### Task description
Could you copy out all of the records below exactly, leaving out every picture?

=====

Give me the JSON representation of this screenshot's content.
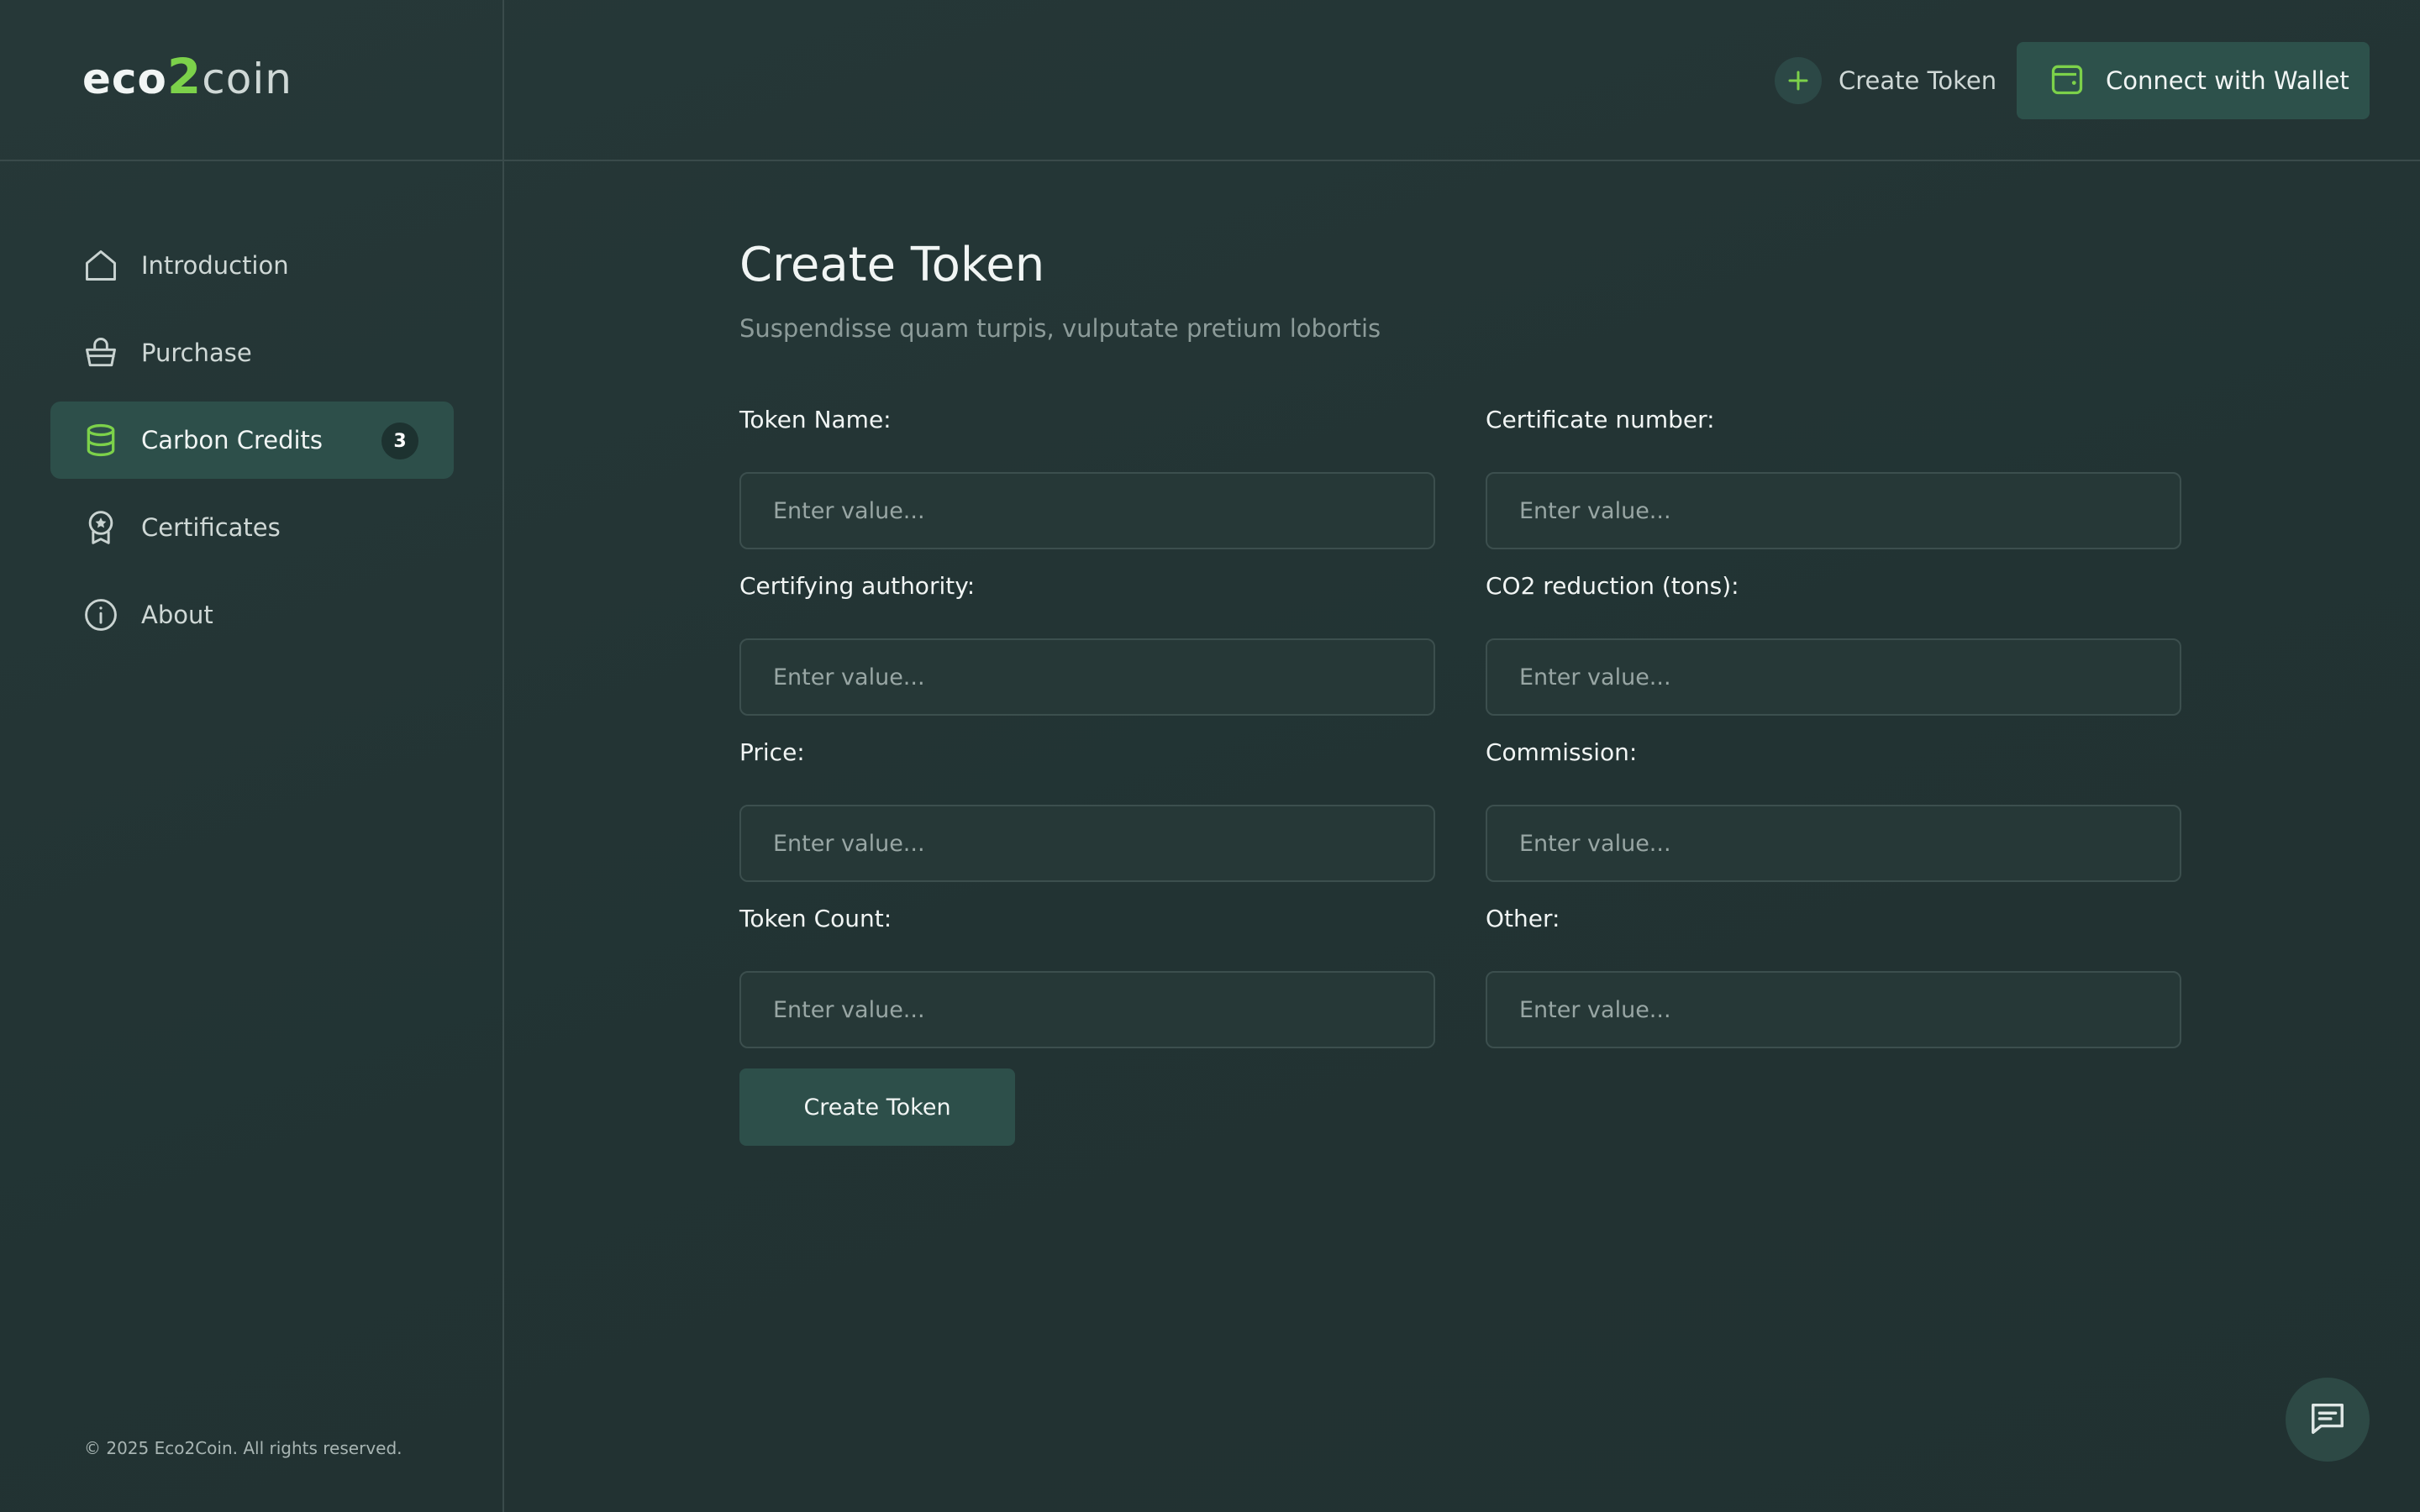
{
  "brand": {
    "part1": "eco",
    "part2": "2",
    "part3": "coin"
  },
  "header": {
    "create_token_label": "Create Token",
    "connect_wallet_label": "Connect with Wallet"
  },
  "sidebar": {
    "items": [
      {
        "label": "Introduction",
        "icon": "home-icon"
      },
      {
        "label": "Purchase",
        "icon": "basket-icon"
      },
      {
        "label": "Carbon Credits",
        "icon": "database-icon",
        "badge": "3",
        "active": true
      },
      {
        "label": "Certificates",
        "icon": "award-icon"
      },
      {
        "label": "About",
        "icon": "info-icon"
      }
    ],
    "copyright": "© 2025 Eco2Coin. All rights reserved."
  },
  "main": {
    "title": "Create Token",
    "subtitle": "Suspendisse quam turpis, vulputate pretium lobortis",
    "fields": [
      {
        "label": "Token Name:",
        "placeholder": "Enter value...",
        "value": ""
      },
      {
        "label": "Certificate number:",
        "placeholder": "Enter value...",
        "value": ""
      },
      {
        "label": "Certifying authority:",
        "placeholder": "Enter value...",
        "value": ""
      },
      {
        "label": "CO2 reduction (tons):",
        "placeholder": "Enter value...",
        "value": ""
      },
      {
        "label": "Price:",
        "placeholder": "Enter value...",
        "value": ""
      },
      {
        "label": "Commission:",
        "placeholder": "Enter value...",
        "value": ""
      },
      {
        "label": "Token Count:",
        "placeholder": "Enter value...",
        "value": ""
      },
      {
        "label": "Other:",
        "placeholder": "Enter value...",
        "value": ""
      }
    ],
    "submit_label": "Create Token"
  },
  "colors": {
    "accent_green": "#7cd14a",
    "background": "#253636",
    "active_item": "#2d4f4a",
    "button": "#2d514b"
  },
  "chat": {
    "icon": "chat-icon"
  }
}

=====

### Solution to the exercise
Give me the JSON representation of this screenshot's content.
{
  "brand": {
    "part1": "eco",
    "part2": "2",
    "part3": "coin"
  },
  "header": {
    "create_token_label": "Create Token",
    "connect_wallet_label": "Connect with Wallet"
  },
  "sidebar": {
    "items": [
      {
        "label": "Introduction",
        "icon": "home-icon"
      },
      {
        "label": "Purchase",
        "icon": "basket-icon"
      },
      {
        "label": "Carbon Credits",
        "icon": "database-icon",
        "badge": "3",
        "active": true
      },
      {
        "label": "Certificates",
        "icon": "award-icon"
      },
      {
        "label": "About",
        "icon": "info-icon"
      }
    ],
    "copyright": "© 2025 Eco2Coin. All rights reserved."
  },
  "main": {
    "title": "Create Token",
    "subtitle": "Suspendisse quam turpis, vulputate pretium lobortis",
    "fields": [
      {
        "label": "Token Name:",
        "placeholder": "Enter value...",
        "value": ""
      },
      {
        "label": "Certificate number:",
        "placeholder": "Enter value...",
        "value": ""
      },
      {
        "label": "Certifying authority:",
        "placeholder": "Enter value...",
        "value": ""
      },
      {
        "label": "CO2 reduction (tons):",
        "placeholder": "Enter value...",
        "value": ""
      },
      {
        "label": "Price:",
        "placeholder": "Enter value...",
        "value": ""
      },
      {
        "label": "Commission:",
        "placeholder": "Enter value...",
        "value": ""
      },
      {
        "label": "Token Count:",
        "placeholder": "Enter value...",
        "value": ""
      },
      {
        "label": "Other:",
        "placeholder": "Enter value...",
        "value": ""
      }
    ],
    "submit_label": "Create Token"
  },
  "colors": {
    "accent_green": "#7cd14a",
    "background": "#253636",
    "active_item": "#2d4f4a",
    "button": "#2d514b"
  },
  "chat": {
    "icon": "chat-icon"
  }
}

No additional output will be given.